> The task: From the first line to the last, print the data exactly as it appears.

__________

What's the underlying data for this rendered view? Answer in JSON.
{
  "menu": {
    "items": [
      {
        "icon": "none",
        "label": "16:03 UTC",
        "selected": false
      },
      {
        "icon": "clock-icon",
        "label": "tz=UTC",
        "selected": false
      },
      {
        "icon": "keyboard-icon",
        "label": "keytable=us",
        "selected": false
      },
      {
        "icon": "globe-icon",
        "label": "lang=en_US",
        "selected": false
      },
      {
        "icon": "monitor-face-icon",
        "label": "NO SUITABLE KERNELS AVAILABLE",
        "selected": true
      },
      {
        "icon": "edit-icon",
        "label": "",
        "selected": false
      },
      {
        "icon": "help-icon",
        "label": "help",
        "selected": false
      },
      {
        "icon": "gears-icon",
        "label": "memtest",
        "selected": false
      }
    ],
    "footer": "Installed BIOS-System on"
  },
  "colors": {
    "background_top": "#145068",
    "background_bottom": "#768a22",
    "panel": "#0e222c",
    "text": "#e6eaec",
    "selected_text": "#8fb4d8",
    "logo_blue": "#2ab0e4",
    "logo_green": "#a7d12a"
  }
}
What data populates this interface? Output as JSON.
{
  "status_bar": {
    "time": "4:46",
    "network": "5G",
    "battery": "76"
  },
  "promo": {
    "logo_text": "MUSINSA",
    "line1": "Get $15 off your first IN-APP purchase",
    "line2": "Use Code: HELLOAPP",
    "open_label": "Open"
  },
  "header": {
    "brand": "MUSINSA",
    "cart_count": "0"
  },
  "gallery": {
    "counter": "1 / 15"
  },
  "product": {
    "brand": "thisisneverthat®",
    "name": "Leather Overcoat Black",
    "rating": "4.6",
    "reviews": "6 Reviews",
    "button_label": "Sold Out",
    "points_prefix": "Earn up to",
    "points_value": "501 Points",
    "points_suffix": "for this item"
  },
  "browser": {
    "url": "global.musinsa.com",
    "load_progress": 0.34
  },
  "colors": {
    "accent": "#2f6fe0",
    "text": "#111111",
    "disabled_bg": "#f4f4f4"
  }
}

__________

> Response:
What's the underlying data for this rendered view? Answer in JSON.
{
  "menu": {
    "items": [
      {
        "icon": "none",
        "label": "16:03 UTC",
        "selected": false
      },
      {
        "icon": "clock-icon",
        "label": "tz=UTC",
        "selected": false
      },
      {
        "icon": "keyboard-icon",
        "label": "keytable=us",
        "selected": false
      },
      {
        "icon": "globe-icon",
        "label": "lang=en_US",
        "selected": false
      },
      {
        "icon": "monitor-face-icon",
        "label": "NO SUITABLE KERNELS AVAILABLE",
        "selected": true
      },
      {
        "icon": "edit-icon",
        "label": "",
        "selected": false
      },
      {
        "icon": "help-icon",
        "label": "help",
        "selected": false
      },
      {
        "icon": "gears-icon",
        "label": "memtest",
        "selected": false
      }
    ],
    "footer": "Installed BIOS-System on"
  },
  "colors": {
    "background_top": "#145068",
    "background_bottom": "#768a22",
    "panel": "#0e222c",
    "text": "#e6eaec",
    "selected_text": "#8fb4d8",
    "logo_blue": "#2ab0e4",
    "logo_green": "#a7d12a"
  }
}
What data populates this interface? Output as JSON.
{
  "status_bar": {
    "time": "4:46",
    "network": "5G",
    "battery": "76"
  },
  "promo": {
    "logo_text": "MUSINSA",
    "line1": "Get $15 off your first IN-APP purchase",
    "line2": "Use Code: HELLOAPP",
    "open_label": "Open"
  },
  "header": {
    "brand": "MUSINSA",
    "cart_count": "0"
  },
  "gallery": {
    "counter": "1 / 15"
  },
  "product": {
    "brand": "thisisneverthat®",
    "name": "Leather Overcoat Black",
    "rating": "4.6",
    "reviews": "6 Reviews",
    "button_label": "Sold Out",
    "points_prefix": "Earn up to",
    "points_value": "501 Points",
    "points_suffix": "for this item"
  },
  "browser": {
    "url": "global.musinsa.com",
    "load_progress": 0.34
  },
  "colors": {
    "accent": "#2f6fe0",
    "text": "#111111",
    "disabled_bg": "#f4f4f4"
  }
}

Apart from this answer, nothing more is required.